(Entries from a dataset of interfaces)
---+---
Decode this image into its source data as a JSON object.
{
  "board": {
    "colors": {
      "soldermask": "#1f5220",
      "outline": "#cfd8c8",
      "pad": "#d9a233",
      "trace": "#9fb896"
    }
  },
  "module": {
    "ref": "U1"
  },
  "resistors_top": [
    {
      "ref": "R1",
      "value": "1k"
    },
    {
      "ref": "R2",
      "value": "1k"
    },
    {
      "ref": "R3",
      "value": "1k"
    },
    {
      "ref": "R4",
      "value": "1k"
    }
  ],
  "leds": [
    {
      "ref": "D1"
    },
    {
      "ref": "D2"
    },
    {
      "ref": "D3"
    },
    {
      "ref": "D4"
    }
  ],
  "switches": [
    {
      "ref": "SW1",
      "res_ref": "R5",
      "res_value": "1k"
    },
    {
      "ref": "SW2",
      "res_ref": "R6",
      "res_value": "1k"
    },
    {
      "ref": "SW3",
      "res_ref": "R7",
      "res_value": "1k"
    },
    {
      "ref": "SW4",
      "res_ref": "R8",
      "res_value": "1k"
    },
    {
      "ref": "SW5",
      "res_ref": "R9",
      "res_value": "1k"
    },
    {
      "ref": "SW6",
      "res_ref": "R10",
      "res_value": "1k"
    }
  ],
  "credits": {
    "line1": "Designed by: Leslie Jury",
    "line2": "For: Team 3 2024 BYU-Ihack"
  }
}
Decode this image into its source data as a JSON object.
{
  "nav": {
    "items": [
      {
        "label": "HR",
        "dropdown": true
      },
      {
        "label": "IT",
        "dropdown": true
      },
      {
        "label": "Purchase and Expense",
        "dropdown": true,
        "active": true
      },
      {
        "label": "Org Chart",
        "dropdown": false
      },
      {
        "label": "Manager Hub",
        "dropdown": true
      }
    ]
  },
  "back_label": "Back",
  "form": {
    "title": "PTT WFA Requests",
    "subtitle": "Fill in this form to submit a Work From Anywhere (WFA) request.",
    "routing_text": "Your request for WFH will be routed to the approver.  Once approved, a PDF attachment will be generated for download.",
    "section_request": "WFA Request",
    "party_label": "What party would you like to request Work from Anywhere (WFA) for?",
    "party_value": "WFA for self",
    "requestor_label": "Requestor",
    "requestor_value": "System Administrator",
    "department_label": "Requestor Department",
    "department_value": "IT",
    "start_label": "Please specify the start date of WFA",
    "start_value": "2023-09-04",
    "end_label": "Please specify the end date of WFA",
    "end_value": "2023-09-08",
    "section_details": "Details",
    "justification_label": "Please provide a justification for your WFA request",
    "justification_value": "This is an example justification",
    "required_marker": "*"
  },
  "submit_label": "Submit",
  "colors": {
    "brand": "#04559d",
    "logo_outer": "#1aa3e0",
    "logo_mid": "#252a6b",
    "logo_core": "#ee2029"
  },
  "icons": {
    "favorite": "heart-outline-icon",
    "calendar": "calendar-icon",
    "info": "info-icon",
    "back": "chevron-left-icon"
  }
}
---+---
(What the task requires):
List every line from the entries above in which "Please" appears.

(Your response):
    "start_label": "Please specify the start date of WFA",
    "end_label": "Please specify the end date of WFA",
    "justification_label": "Please provide a justification for your WFA request",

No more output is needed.